Is it possible to design a protocol that by itself guarantees that a malicious implementation cannot leak secret data without breaking the protocol? Setting: Alice and Bob have a pre-shared secret ...
2
votes
2answers
110 views

Do we need symmetric cryptosystems?

One question I had to answer in my crypto exam today was: Do we need symmetric cryptosystems? As it stands, that's probably a debatable question, so I'd like to reformulate this as: Are ...
2
votes
1answer
199 views

Is there a time-space tradeoff attack for breaking symmetrical cryptos?

Is there any known techniques for using time-space tradeoff for speeding up symmetrical crypto breaking? Kind of like rainbow tables speed up breaking hashes by using huge precomputed tables. Is ...
12
votes
3answers
2k views

Why does SHA-1 have 80 rounds?

Why does SHA-1 algorithm have exactly 80 rounds? Is it to reduce collisions? If yes, then why do SHA-2 and SHA-3 have a lower number of rounds?
1
vote
1answer
75 views

How does the key size per data bit influence the security?

The likelihood of breaking, for instance, an AES-128 cipher is 100% after $2^{128}$ tries in brute force, meaning that I've got to try $2^{128}$ keys to certainly break it. What if I (hypothetically) ...
4
votes
1answer
150 views

Would a symmetric cipher with a keylength a big as the data length be information theoretically secure?

One-Time-Pad is information theoretically secure as long as the random number stream is evenly long or longer than the data stream it encrypts, for a "decyphered" message could have been any message ...
2
votes
1answer
152 views
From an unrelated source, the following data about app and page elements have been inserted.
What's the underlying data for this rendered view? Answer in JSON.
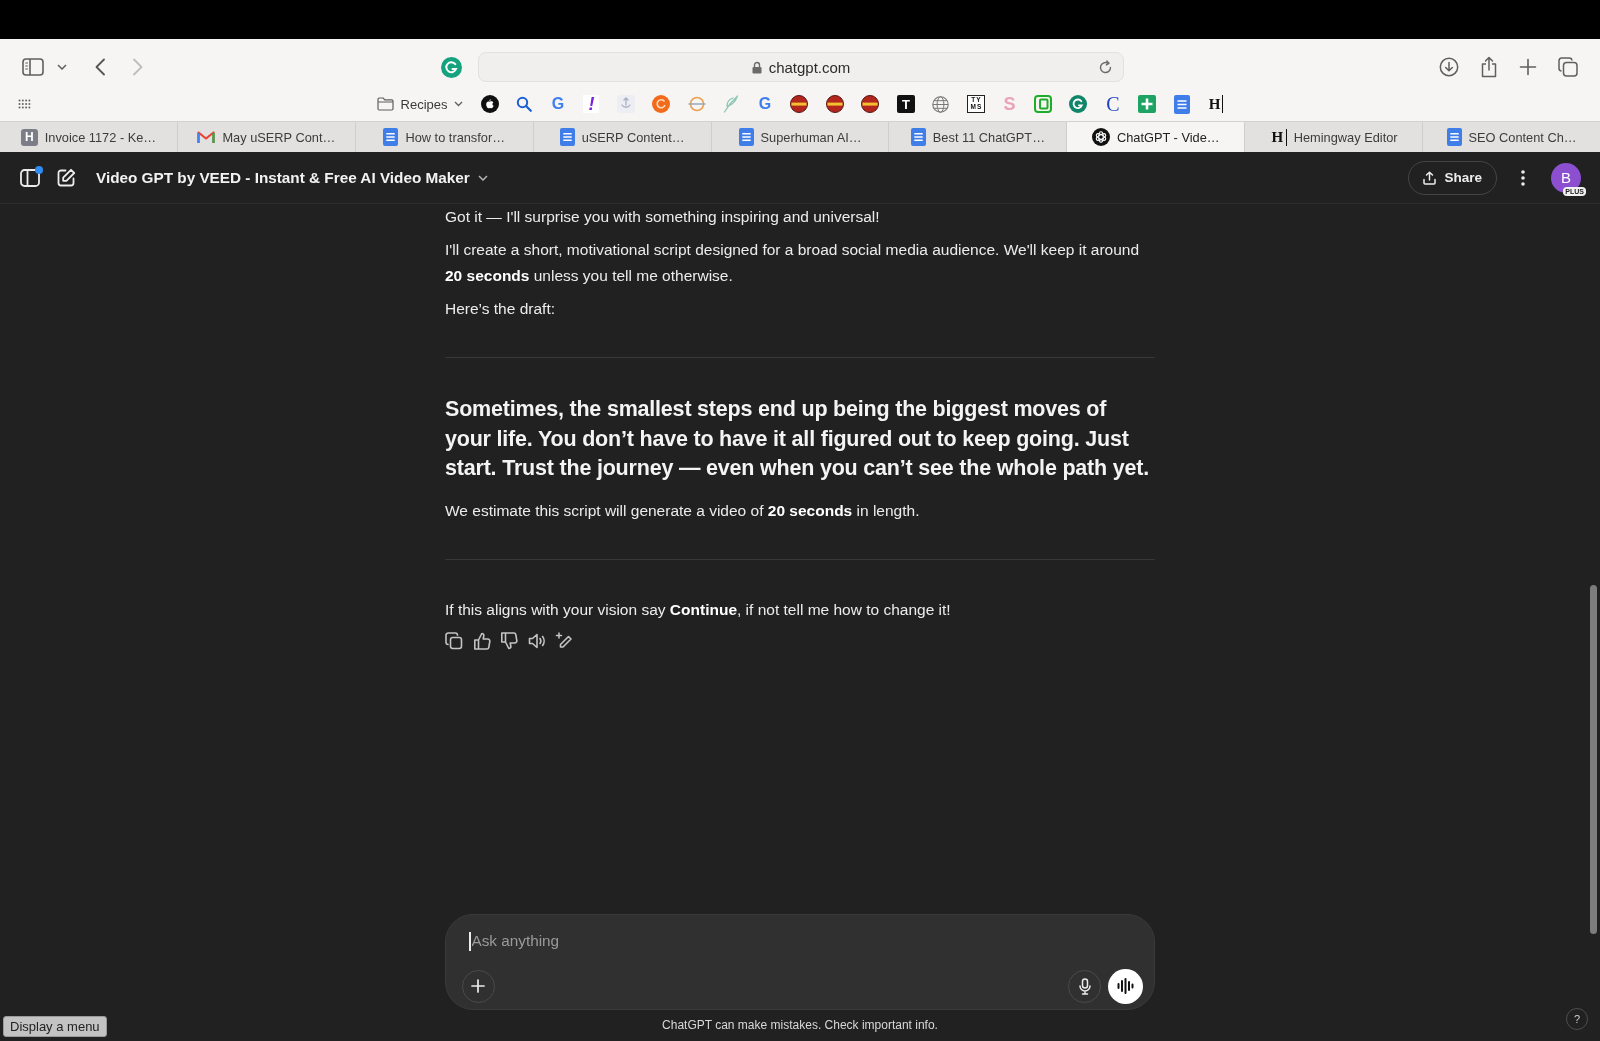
{
  "browser_toolbar": {
    "nav": [
      {
        "kind": "back",
        "disabled": false
      },
      {
        "kind": "forward",
        "disabled": true
      }
    ],
    "address": "chatgpt.com"
  },
  "bookmarks_bar": {
    "items": [
      {
        "kind": "folder",
        "label": "Recipes"
      },
      {
        "kind": "apple"
      },
      {
        "kind": "magnifier"
      },
      {
        "kind": "g-letter",
        "glyph": "G"
      },
      {
        "kind": "bang-letter",
        "glyph": "!"
      },
      {
        "kind": "sketch"
      },
      {
        "kind": "swirl-disc"
      },
      {
        "kind": "struck-ring"
      },
      {
        "kind": "feather"
      },
      {
        "kind": "g-letter",
        "glyph": "G"
      },
      {
        "kind": "striped-disc"
      },
      {
        "kind": "striped-disc"
      },
      {
        "kind": "striped-disc"
      },
      {
        "kind": "tile-letter",
        "glyph": "T"
      },
      {
        "kind": "globe"
      },
      {
        "kind": "boxed-letter",
        "glyph": "TYMS"
      },
      {
        "kind": "pastel-letter",
        "glyph": "S"
      },
      {
        "kind": "nested-squares"
      },
      {
        "kind": "arc-disc"
      },
      {
        "kind": "serif-letter",
        "glyph": "C"
      },
      {
        "kind": "plus-tile"
      },
      {
        "kind": "doc"
      },
      {
        "kind": "serif-bar-letter",
        "glyph": "H"
      }
    ]
  },
  "tabs": [
    {
      "label": "Invoice 1172 - Ke…",
      "kind": "letter-tile",
      "glyph": "H",
      "selected": false
    },
    {
      "label": "May uSERP Cont…",
      "kind": "envelope",
      "selected": false
    },
    {
      "label": "How to transfor…",
      "kind": "doc",
      "selected": false
    },
    {
      "label": "uSERP Content…",
      "kind": "doc",
      "selected": false
    },
    {
      "label": "Superhuman AI…",
      "kind": "doc",
      "selected": false
    },
    {
      "label": "Best 11 ChatGPT…",
      "kind": "doc",
      "selected": false
    },
    {
      "label": "ChatGPT - Vide…",
      "kind": "knot",
      "selected": true
    },
    {
      "label": "Hemingway Editor",
      "kind": "serif-bar-letter",
      "glyph": "H",
      "selected": false
    },
    {
      "label": "SEO Content Ch…",
      "kind": "doc",
      "selected": false
    }
  ],
  "chat_header": {
    "title": "Video GPT by VEED - Instant & Free AI Video Maker",
    "sidebar_dot": true,
    "share_label": "Share",
    "avatar": {
      "initial": "B",
      "badge": "PLUS"
    }
  },
  "conversation": {
    "blocks": [
      {
        "kind": "paragraph",
        "text": "Got it — I'll surprise you with something inspiring and universal!"
      },
      {
        "kind": "paragraph",
        "text": "I'll create a short, motivational script designed for a broad social media audience. We'll keep it around **20 seconds** unless you tell me otherwise."
      },
      {
        "kind": "paragraph",
        "text": "Here’s the draft:"
      },
      {
        "kind": "divider"
      },
      {
        "kind": "heading",
        "text": "Sometimes, the smallest steps end up being the biggest moves of your life. You don’t have to have it all figured out to keep going. Just start. Trust the journey — even when you can’t see the whole path yet."
      },
      {
        "kind": "paragraph",
        "text": "We estimate this script will generate a video of **20 seconds** in length."
      },
      {
        "kind": "divider"
      },
      {
        "kind": "paragraph",
        "text": "If this aligns with your vision say **Continue**, if not tell me how to change it!"
      }
    ],
    "actions": [
      {
        "kind": "copy"
      },
      {
        "kind": "thumbs-up"
      },
      {
        "kind": "thumbs-down"
      },
      {
        "kind": "speaker"
      },
      {
        "kind": "edit-sparkle"
      }
    ]
  },
  "composer": {
    "placeholder": "Ask anything"
  },
  "disclaimer": "ChatGPT can make mistakes. Check important info.",
  "tooltip": "Display a menu",
  "help_label": "?"
}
Do any one-key-of-many cryptographic schemes exist?

I'm pretty sure I understand how public/private key cryptography works. Anybody can encrypt a message using a well-known public key, but only the person who holds the private key can decrypt it. My ...